__Task input__.
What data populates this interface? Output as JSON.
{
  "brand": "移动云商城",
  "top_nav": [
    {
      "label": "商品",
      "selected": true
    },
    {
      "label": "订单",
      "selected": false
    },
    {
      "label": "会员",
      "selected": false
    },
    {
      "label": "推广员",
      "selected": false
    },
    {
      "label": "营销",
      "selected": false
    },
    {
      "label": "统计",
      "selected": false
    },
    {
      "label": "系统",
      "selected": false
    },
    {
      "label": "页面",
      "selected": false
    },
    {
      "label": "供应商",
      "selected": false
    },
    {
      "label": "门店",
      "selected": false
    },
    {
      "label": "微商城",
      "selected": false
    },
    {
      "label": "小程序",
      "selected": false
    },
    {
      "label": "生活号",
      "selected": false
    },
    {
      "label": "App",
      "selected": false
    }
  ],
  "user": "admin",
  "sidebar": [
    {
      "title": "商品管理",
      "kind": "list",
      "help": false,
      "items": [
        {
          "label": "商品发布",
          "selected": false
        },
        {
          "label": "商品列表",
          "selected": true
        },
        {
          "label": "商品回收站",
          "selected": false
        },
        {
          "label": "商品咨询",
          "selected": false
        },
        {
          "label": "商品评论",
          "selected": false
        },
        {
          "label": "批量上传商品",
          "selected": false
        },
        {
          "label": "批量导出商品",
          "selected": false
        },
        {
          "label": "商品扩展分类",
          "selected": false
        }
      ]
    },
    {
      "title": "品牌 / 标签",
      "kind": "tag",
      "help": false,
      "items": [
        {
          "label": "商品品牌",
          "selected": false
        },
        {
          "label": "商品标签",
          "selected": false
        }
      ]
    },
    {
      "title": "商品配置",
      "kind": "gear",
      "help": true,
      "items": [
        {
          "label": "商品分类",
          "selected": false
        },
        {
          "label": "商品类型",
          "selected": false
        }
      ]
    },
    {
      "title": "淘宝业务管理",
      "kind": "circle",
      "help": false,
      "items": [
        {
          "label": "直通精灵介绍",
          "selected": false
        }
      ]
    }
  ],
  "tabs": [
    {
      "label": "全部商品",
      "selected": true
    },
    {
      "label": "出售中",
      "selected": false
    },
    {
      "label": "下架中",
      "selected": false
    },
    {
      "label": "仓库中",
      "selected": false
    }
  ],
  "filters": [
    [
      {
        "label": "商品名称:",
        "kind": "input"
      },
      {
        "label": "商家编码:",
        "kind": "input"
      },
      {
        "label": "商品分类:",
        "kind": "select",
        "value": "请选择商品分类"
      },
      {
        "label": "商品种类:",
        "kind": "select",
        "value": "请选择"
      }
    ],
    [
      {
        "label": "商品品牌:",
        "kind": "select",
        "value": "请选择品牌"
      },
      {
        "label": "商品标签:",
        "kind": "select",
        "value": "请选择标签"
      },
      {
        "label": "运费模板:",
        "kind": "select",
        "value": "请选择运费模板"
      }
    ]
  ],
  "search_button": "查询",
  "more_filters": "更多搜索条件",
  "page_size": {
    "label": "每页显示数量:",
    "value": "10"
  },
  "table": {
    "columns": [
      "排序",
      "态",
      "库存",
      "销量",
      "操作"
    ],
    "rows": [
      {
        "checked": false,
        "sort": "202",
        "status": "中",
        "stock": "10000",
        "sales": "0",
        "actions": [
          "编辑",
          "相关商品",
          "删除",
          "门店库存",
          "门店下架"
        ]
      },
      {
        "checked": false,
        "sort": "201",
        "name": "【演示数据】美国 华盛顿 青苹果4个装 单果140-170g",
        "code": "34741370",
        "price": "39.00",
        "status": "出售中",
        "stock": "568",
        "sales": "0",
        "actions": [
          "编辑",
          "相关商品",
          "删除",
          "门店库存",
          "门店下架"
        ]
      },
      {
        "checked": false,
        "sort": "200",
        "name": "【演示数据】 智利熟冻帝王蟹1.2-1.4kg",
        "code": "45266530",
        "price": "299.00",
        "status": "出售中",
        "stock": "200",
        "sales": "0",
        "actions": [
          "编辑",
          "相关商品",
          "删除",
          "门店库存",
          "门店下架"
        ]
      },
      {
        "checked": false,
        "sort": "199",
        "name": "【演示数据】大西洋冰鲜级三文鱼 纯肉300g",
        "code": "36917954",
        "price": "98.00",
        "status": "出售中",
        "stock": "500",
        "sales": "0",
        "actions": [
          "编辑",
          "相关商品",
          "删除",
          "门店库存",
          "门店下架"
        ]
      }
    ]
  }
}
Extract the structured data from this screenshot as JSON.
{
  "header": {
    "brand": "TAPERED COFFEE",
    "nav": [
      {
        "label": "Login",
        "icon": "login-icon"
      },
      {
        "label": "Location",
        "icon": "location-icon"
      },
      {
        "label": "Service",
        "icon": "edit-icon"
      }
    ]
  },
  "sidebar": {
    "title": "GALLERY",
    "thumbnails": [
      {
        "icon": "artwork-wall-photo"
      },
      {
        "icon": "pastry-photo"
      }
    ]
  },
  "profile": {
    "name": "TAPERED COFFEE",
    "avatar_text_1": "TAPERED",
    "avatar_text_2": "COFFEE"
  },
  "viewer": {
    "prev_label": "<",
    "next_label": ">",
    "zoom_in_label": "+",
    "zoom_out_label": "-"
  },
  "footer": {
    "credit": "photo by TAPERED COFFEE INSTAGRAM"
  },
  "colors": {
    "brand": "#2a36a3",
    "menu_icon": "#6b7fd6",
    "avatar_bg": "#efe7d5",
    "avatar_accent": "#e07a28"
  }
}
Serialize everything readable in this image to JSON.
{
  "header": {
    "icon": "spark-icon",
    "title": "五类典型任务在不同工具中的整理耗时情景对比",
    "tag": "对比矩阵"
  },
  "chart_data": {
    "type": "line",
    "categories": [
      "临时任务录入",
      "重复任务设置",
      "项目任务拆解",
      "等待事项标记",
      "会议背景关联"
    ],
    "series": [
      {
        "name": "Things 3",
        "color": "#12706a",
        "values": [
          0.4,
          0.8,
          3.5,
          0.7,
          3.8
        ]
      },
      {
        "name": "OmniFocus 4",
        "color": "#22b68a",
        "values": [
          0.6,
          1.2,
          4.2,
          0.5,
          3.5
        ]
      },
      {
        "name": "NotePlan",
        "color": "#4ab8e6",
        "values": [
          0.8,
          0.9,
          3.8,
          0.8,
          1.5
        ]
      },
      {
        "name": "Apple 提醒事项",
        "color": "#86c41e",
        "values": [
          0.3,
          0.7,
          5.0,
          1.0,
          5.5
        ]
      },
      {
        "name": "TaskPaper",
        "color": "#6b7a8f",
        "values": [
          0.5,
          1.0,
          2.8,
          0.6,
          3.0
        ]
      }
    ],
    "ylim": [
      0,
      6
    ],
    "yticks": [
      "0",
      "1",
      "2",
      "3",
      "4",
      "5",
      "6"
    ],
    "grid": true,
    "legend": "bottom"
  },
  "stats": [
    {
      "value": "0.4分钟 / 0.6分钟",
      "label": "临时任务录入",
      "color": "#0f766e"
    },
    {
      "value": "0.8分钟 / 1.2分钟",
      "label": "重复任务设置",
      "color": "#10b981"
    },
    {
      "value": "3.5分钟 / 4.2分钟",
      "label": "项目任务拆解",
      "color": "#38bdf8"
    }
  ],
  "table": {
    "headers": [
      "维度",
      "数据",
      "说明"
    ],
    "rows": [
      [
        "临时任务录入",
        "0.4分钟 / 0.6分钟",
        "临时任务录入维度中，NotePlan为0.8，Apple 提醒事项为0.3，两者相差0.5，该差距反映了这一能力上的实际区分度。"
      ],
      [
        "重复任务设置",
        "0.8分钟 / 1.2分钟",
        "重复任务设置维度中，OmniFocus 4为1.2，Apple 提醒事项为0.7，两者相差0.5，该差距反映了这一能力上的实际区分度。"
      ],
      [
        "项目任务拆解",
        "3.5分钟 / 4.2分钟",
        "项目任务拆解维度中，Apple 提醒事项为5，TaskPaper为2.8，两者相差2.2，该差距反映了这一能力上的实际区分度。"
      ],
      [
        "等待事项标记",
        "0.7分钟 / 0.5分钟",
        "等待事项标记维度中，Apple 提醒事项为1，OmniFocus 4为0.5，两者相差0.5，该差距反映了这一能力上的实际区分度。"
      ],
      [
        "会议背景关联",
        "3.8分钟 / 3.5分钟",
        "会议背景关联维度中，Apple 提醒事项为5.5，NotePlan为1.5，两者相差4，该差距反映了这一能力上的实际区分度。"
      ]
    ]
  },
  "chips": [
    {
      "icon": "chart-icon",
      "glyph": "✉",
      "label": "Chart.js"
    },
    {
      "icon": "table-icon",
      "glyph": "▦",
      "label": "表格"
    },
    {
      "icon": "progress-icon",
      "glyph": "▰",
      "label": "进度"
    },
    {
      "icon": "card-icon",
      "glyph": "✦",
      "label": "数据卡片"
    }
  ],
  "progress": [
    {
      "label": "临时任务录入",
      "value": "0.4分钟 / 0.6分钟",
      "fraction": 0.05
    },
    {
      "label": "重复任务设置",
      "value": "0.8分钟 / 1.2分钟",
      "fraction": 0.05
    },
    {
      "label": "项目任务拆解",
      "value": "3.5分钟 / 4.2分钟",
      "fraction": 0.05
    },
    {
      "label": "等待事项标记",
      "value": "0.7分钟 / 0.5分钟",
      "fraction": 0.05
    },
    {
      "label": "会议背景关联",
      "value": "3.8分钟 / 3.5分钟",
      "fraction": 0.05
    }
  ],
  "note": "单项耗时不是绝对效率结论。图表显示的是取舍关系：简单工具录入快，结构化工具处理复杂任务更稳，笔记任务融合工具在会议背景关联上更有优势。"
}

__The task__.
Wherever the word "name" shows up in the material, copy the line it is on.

__Task answer__.
        "name": "【演示数据】美国 华盛顿 青苹果4个装 单果140-170g",
        "name": "【演示数据】 智利熟冻帝王蟹1.2-1.4kg",
        "name": "【演示数据】大西洋冰鲜级三文鱼 纯肉300g",
    "name": "TAPERED COFFEE",
        "name": "Things 3",
        "name": "OmniFocus 4",
        "name": "NotePlan",
        "name": "Apple 提醒事项",
        "name": "TaskPaper",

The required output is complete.